20. Gary Ballance Someone up there likes him. Let us be the first to anti-jinx him by saying we’re not sure what the hell the selectors see in him, compared with Taylor for example.
21. Jade Dernbach Hanging around the verges of the team like a badly-tattooed hitchhiker at South Mimms service station.
22. Danny Briggs See last year. See next year.
23. Chris Woakes Well he plays for the right county in terms of getting further caps.
24. Chris Jordan His debut went reasonably well. If he continues to improve, he could easily rise to no. 21 on this ladder.
25. Scott Borthwick Another forgotten man, but his improvements have mostly come in first-class cricket.
26. Samit Patel Man of the match in the YB40 final and a consistent season for Nottinghamshire. We can only think Ashley Giles forgot what name he saved his phone number under. We suggest Gilo looks under Kelly, Jellyman.
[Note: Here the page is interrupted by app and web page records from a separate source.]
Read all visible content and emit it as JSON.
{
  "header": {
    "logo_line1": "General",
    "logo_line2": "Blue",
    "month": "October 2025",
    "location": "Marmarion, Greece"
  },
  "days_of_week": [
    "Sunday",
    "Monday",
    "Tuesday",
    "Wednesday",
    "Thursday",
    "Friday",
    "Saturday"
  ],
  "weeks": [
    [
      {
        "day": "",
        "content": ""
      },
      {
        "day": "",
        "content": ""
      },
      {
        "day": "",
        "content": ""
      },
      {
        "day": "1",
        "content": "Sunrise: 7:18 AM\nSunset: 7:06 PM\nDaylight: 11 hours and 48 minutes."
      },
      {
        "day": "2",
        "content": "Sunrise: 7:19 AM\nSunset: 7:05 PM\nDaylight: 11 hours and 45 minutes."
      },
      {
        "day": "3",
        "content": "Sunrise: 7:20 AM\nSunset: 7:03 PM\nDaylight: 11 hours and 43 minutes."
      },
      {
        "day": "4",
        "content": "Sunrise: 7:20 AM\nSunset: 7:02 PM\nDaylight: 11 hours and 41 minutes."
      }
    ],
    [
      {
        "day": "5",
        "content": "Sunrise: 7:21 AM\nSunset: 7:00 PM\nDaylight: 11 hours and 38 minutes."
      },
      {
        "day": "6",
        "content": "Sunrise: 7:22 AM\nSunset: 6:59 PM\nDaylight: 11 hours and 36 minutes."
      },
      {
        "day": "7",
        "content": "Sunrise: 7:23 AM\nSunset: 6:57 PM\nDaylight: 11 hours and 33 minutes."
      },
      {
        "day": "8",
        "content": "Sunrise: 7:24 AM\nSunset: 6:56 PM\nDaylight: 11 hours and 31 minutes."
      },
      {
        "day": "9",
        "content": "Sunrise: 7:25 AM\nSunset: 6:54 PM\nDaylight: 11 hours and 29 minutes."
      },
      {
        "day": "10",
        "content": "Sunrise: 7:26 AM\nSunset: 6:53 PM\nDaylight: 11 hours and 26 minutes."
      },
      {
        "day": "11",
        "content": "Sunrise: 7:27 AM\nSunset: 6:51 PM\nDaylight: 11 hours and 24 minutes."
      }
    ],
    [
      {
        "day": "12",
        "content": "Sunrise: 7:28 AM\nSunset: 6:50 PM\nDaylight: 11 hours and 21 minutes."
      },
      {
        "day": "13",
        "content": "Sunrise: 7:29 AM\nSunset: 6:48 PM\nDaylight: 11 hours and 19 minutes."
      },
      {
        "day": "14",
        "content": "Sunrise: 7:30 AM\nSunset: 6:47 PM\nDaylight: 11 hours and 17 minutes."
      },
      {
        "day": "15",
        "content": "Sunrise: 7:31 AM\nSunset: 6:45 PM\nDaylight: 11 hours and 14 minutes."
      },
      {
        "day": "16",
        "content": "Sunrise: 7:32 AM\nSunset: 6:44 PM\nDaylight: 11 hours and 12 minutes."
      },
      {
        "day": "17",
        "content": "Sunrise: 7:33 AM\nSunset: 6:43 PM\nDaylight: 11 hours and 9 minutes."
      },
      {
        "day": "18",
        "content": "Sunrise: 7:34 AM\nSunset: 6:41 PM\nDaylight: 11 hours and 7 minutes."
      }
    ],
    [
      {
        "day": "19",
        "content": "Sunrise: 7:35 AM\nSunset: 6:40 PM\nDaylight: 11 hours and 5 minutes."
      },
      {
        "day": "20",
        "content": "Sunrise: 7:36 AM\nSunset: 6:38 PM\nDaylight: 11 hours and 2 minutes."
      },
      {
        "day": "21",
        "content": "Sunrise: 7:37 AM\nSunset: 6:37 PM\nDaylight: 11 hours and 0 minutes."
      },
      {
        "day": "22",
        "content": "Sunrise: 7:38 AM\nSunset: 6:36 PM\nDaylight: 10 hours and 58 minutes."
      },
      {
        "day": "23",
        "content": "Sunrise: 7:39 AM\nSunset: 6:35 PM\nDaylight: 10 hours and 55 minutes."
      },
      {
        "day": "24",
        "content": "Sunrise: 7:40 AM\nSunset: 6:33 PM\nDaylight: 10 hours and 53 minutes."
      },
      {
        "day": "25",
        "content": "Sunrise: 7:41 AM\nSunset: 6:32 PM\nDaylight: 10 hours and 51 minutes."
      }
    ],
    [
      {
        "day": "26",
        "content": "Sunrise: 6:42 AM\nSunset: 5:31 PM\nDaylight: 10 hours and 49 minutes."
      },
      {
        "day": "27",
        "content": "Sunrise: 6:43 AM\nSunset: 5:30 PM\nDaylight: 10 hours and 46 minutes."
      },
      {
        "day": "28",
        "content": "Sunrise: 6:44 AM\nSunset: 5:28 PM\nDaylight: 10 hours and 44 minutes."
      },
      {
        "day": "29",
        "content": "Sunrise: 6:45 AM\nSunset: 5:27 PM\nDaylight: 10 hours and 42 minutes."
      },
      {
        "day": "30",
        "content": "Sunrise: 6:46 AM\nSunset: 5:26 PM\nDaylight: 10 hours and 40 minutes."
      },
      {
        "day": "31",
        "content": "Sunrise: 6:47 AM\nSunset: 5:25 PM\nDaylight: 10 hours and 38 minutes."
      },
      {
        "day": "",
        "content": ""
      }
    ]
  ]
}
27. Michael Carberry As nice as it was to see him play for England again, and what’s more, score a half-century, it was still a surprise to see him selected in the Ashes squad. His strength is definitely in limited overs cricket, so there’s still a chance of more games. Just a very slim one, given the calibre of the batsmen ahead of him.
28. Craig Kieswetter We guess that he’s still third choice ‘keeper; Buttler’s departure from Somerset will help him. His dodgy glovework won’t.
29. Jamie Overton Promises much, but it’s far too early for him.
30. Peter Trego 745 runs in 12 innings and not completely rubbish with the ball. Honestly, we’re not joking when we say he’s what England have been missing for donkey’s years.